Do you feel worthy, or has society and the increase of pronatalism made you feel unworthy? Do we need to change our own narrative before we can rediscover the worth we hold as unique individuals, independent of our circumstances? What makes us worthy as a human being, the ability to give birth or a heart that is supportive, encouraging, open-minded, loving and caring? 

It’s time to explore and celebrate our worth.   

Three years ago, there was a summit for childless people during National Infertility Awareness Week on the theme of "We Are Worthy," and I wrote about it and my thoughts on the subject of worthiness here. I can't think of any others I've written about worth/worthiness in particular, but I have pointed out examples of pronatalism and how the childless/free experience has been marginalized, when I've found them. I didn't know the term "pronatalism" when I first started this blog, so they're all tagged "mommy mania," which was the best I could come up with at the time. Someday, perhaps, I'll go through them all and change them!  (There's 140+ of them, so I'm not in any rush!  lol)  

On the flip side, I suppose, would be the posts I've written about or touching on feminism, tagged as "the f word." I was brought up thoroughly steeped in the second-wave feminist messages of the 1970s (for good and for bad);  I have always believed and often said that I am more than my uterus. Unfortunately, that's still not the message that society tends to send us or the people around us....!  

The "bible" on pronatalism from a childfree (by choice) perspective would be "The Baby Matrix" by Laura Carroll (which I reviewed here).  A real eye-opener, and highly recommended!  

Check out today's content on the WCW site, including community members' contributions and several  live webinars. All but one of them will be recorded and uploaded to the Day Six page for anyone who cannot make the live events. 

(Unfortunately, that would include ME, lol -- we will be up north for a weekend at dh's cousin's cottage.  But I will look forward to catching up when we get back home!)  

Friday, September 17, 2021

World Childless Week, Day Five: Have You Considered Adoption?

It's Day Five of World Childless Week, and today's theme tackles the ever-popular question (NOT) "Have You Considered Adoption?

So many of us (too many of us) have had this comment thrown in our face without any consideration of our feelings. How did it make you feel and how did you respond? Did you tell the truth or laugh it off, because sometimes that is the easiest response? Did you try to adopt and face unexpected hurdles, criticism and heartbreaking endings? Was adoption a conversation that split your relationship? 

It’s time to tell the truth about why this comment hurts so much.
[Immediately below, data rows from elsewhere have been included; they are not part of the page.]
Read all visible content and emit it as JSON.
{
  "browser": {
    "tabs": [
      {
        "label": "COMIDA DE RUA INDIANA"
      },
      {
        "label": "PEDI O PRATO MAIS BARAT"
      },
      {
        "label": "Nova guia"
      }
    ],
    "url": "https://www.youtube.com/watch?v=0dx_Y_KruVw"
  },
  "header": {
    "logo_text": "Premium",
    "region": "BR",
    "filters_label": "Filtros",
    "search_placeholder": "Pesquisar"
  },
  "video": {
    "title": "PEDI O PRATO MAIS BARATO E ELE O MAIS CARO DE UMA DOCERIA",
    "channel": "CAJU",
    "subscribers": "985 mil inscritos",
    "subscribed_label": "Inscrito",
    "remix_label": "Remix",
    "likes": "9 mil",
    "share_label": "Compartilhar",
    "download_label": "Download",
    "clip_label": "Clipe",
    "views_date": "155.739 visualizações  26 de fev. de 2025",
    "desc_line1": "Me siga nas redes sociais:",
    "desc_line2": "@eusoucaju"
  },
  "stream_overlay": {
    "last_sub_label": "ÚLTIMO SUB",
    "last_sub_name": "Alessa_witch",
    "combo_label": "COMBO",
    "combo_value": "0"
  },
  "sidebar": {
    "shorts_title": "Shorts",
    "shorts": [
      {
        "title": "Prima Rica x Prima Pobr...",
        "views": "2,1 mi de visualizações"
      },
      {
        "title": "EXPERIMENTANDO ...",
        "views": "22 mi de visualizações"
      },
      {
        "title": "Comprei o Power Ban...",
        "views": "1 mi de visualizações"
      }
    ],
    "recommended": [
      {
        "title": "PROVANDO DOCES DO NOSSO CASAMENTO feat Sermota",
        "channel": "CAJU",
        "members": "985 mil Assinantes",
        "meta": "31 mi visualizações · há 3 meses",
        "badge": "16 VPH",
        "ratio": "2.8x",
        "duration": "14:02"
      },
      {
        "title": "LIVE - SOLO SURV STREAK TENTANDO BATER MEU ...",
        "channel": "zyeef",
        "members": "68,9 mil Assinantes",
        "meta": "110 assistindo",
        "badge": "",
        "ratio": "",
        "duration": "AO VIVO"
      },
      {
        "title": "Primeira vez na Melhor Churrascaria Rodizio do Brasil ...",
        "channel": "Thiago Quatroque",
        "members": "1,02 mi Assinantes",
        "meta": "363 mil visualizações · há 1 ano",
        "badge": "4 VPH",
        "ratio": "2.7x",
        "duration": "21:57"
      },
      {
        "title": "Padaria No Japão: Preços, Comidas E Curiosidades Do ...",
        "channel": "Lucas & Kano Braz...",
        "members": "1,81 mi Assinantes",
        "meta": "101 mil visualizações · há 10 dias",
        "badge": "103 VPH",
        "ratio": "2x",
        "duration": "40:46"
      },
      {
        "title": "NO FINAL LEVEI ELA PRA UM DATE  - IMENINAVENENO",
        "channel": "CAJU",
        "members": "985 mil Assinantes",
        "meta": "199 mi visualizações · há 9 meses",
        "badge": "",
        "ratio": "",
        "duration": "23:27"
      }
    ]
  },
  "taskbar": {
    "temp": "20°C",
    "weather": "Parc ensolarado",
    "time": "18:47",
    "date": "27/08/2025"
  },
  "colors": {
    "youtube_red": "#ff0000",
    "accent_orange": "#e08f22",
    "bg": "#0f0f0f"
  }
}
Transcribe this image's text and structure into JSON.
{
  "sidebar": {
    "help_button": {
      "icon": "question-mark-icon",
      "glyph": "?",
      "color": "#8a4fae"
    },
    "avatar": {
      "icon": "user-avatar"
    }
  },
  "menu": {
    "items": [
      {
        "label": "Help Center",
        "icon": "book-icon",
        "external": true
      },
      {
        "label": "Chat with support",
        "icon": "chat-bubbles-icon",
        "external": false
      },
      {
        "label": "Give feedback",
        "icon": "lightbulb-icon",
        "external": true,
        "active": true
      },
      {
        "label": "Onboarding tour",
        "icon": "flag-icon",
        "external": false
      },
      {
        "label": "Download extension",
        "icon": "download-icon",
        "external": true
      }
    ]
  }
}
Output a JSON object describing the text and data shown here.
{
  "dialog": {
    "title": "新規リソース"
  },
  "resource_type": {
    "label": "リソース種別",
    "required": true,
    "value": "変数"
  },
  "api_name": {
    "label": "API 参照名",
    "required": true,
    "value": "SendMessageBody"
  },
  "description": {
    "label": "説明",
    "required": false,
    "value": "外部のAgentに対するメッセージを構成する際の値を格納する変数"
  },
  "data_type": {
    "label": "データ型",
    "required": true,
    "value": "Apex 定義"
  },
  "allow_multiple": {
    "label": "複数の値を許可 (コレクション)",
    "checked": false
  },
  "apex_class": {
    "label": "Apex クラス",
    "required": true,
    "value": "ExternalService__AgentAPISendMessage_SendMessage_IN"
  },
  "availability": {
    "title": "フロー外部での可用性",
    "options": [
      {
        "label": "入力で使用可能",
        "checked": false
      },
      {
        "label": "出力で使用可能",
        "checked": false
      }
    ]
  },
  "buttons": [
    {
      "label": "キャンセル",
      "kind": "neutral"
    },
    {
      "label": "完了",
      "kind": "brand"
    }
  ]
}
Most of my posts on this subject (including reviews of relevant books I've read and movies/TV shows we've seen) have been tagged "adoption."  In particular, I would point you to this post from 2015, in which I expound (at some length) on "The A word: Why we didn't adopt."  
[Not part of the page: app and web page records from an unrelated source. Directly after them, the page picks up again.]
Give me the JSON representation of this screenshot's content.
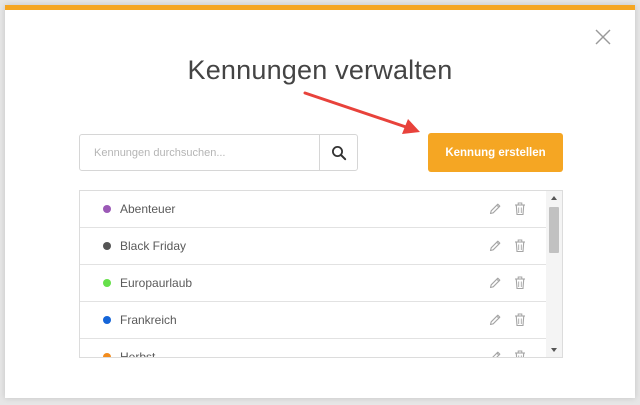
{
  "modal": {
    "title": "Kennungen verwalten",
    "accent_color": "#f5a623"
  },
  "search": {
    "placeholder": "Kennungen durchsuchen...",
    "value": "",
    "icon": "search-icon"
  },
  "create_button": {
    "label": "Kennung erstellen",
    "color": "#f5a623"
  },
  "annotation": {
    "arrow_color": "#e8423b"
  },
  "tags": [
    {
      "label": "Abenteuer",
      "color": "#9b59b6"
    },
    {
      "label": "Black Friday",
      "color": "#555555"
    },
    {
      "label": "Europaurlaub",
      "color": "#66e04a"
    },
    {
      "label": "Frankreich",
      "color": "#1565d8"
    },
    {
      "label": "Herbst",
      "color": "#f28c1e"
    }
  ],
  "row_icons": {
    "edit": "pencil-icon",
    "delete": "trash-icon"
  }
}
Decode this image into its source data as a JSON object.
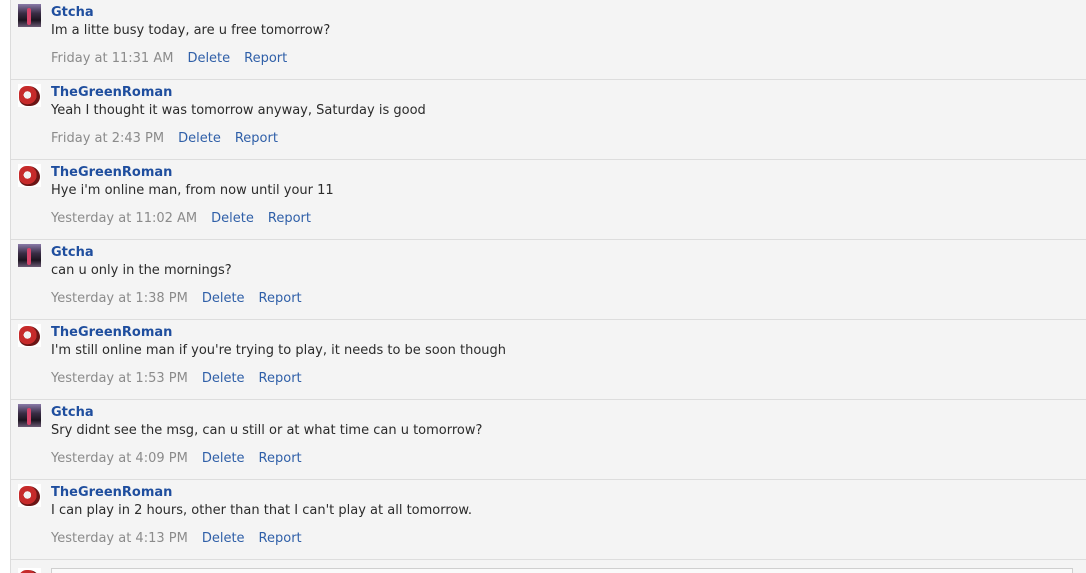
{
  "messages": [
    {
      "author": "Gtcha",
      "avatar": "gtcha",
      "text": "Im a litte busy today, are u free tomorrow?",
      "time": "Friday at 11:31 AM",
      "delete": "Delete",
      "report": "Report"
    },
    {
      "author": "TheGreenRoman",
      "avatar": "roman",
      "text": "Yeah I thought it was tomorrow anyway, Saturday is good",
      "time": "Friday at 2:43 PM",
      "delete": "Delete",
      "report": "Report"
    },
    {
      "author": "TheGreenRoman",
      "avatar": "roman",
      "text": "Hye i'm online man, from now until your 11",
      "time": "Yesterday at 11:02 AM",
      "delete": "Delete",
      "report": "Report"
    },
    {
      "author": "Gtcha",
      "avatar": "gtcha",
      "text": "can u only in the mornings?",
      "time": "Yesterday at 1:38 PM",
      "delete": "Delete",
      "report": "Report"
    },
    {
      "author": "TheGreenRoman",
      "avatar": "roman",
      "text": "I'm still online man if you're trying to play, it needs to be soon though",
      "time": "Yesterday at 1:53 PM",
      "delete": "Delete",
      "report": "Report"
    },
    {
      "author": "Gtcha",
      "avatar": "gtcha",
      "text": "Sry didnt see the msg, can u still or at what time can u tomorrow?",
      "time": "Yesterday at 4:09 PM",
      "delete": "Delete",
      "report": "Report"
    },
    {
      "author": "TheGreenRoman",
      "avatar": "roman",
      "text": "I can play in 2 hours, other than that I can't play at all tomorrow.",
      "time": "Yesterday at 4:13 PM",
      "delete": "Delete",
      "report": "Report"
    }
  ]
}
Check out today's content on the WCW site, including community members' contributions and a live webinar at 7 p.m. UK time/2 p.m. Eastern Time in North America titled "Oops! I Completely Forgot About the Adoption Option, Thanks for Reminding Me" (lol), hosted by Stephanie Phillips, founder of World Childless Week, and featuring a stellar panel -- including Jess of  Finding a Different Path (and formerly My Path to Mommyhood)!  This webinar will be recorded and uploaded to the Day Five page for anyone who cannot make the live event. 

(Unfortunately, that would include ME, lol -- we will be heading up north for a weekend at dh's cousin's cottage at that time.  But I will look forward to watching when we get back home!)